Salt and Balm - The Simplest Skin Solution

If you're sworn to absolute skincare minimalism but not willing to sacrifice function, then these two items might be the perfect duo for you. A basic, pure balm and 'a bit of salt' are enough to keep skin happy, balanced, and moisturized year round.

Today we're taking a look at real less-is-more skincare routine.

Salt and Science

Salt has a long history of use in helping alleviate some skincare conditions. One of the more commonly known treatments is employing salt water for conditions such as psoriasis.

It is unclear whether it is the salt or the combination of saltwater and sun that has shown beneficial effects for psoriasis patients, but salt treatment seems to receive more yays than nays from sufferers.

And even though science isn't completely on board with salt for skincare health yet, they are working on it and publishing some interesting findings.

In 2005, The International Journal of Dermatology published a paper entitled Bathing in a magnesium-rich dead sea salt solution improves skin barrier function, enhances hydration and reduces inflammation in atopic dry skin. (link below)

Meantime, while science continues to investigate and examine what salt has to offer in the way of skincare, the rest of us are just going to have to try it for ourselves and make our own judgements.

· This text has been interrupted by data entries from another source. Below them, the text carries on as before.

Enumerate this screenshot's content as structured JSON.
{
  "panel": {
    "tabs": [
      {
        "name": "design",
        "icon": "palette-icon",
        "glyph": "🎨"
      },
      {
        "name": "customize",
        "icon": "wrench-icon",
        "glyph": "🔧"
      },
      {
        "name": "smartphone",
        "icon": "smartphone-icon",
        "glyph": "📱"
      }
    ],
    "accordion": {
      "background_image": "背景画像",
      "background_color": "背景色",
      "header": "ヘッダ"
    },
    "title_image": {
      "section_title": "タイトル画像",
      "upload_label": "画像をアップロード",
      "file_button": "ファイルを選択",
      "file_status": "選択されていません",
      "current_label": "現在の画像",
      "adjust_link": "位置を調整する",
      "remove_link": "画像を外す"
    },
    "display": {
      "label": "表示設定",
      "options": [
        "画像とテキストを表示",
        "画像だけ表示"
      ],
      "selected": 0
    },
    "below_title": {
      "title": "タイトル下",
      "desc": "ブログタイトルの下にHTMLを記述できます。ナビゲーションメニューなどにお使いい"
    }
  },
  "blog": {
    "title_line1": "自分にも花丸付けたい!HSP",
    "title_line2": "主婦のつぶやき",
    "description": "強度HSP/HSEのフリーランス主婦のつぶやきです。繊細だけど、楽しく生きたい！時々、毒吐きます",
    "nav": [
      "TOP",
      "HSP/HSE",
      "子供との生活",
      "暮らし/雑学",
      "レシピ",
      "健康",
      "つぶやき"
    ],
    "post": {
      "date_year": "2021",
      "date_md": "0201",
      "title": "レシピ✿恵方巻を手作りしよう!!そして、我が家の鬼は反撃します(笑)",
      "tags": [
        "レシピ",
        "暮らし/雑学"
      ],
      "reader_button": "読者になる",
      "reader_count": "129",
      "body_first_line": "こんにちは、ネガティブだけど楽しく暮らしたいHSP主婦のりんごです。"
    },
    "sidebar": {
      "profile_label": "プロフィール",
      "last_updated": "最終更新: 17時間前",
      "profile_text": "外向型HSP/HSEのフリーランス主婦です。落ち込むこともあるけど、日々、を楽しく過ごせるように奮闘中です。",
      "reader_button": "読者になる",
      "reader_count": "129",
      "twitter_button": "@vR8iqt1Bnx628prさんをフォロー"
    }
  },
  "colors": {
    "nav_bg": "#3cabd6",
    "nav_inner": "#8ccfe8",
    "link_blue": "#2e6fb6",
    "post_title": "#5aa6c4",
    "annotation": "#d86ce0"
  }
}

How To Use Salt for Skincare

Salt is commonly used in connection with bathing or showering. It is not generally used on the face. Here are a couple of easy ways to try salt for skincare.
  • Add a handful of salts (himalayan crystal salt, epsom salts, dead sea salts) to bath water. The salts soften the water and help relieve itching, dryness and irritation
  • Wet and rub a salt bar between palms to dissolve the salt. Apply the solution to arms, legs etc. 
Tip: do not rub the skin directly with a salt bar. As lovely as a Himalayan salt bar is to look at, it consists of hard bits that can scratch something awful if you just rub it on your wet leg or arm (can you tell I speak from experience?).


A balm can be anything from a very simple butter, wax, and oil combination to a multi-ingredient masterpiece.

Regardless of ingredients, the function of a balm is pretty universal: to keep the skin moisturized and protected.

One of the advantages of balms is they can be used all over - from face to feet. The secret is in how much you apply. Less is more on the face, but you can slather your feet, elbows or any dry patches liberally with balm.

For max benefits, apply balm to moist skin immediately after bathing - this locks in moisture and helps keep the skin healthy and glowing.

Want to make your own balm? There's a link to a 3 ingredient balm how-to on this blog below.

More About Salt for Skincare

Salt and Skincare (this blog)
Health Check: Why Swimming in the Sea is Good for you
Influence of Water and salt Solutions on UVB irradiation of normal skin and psoriasis
Dead Sea Sun vs Dead Sea Water in treatment of psoriasis
Dead Sea Salt (wikipedia)
PubMed: Bathing in magnesium-rich...
Chemical evaluation of major salt deposits in Pakistan
Whipped Shea Balm How To (this blog)

Comments said…
such good info and writing Lisa- do you mind if I share it on a blog with all your credentials to you? - btw- was there suppose to be a link at the end? looking for the 3 ingredient recipe- I may have misunderstood.
LisaLise said…
Hi Suzzannemarie - Thank you kindly! You are welcome to link to this article and the 3 ingredient balm is the bottommost link :)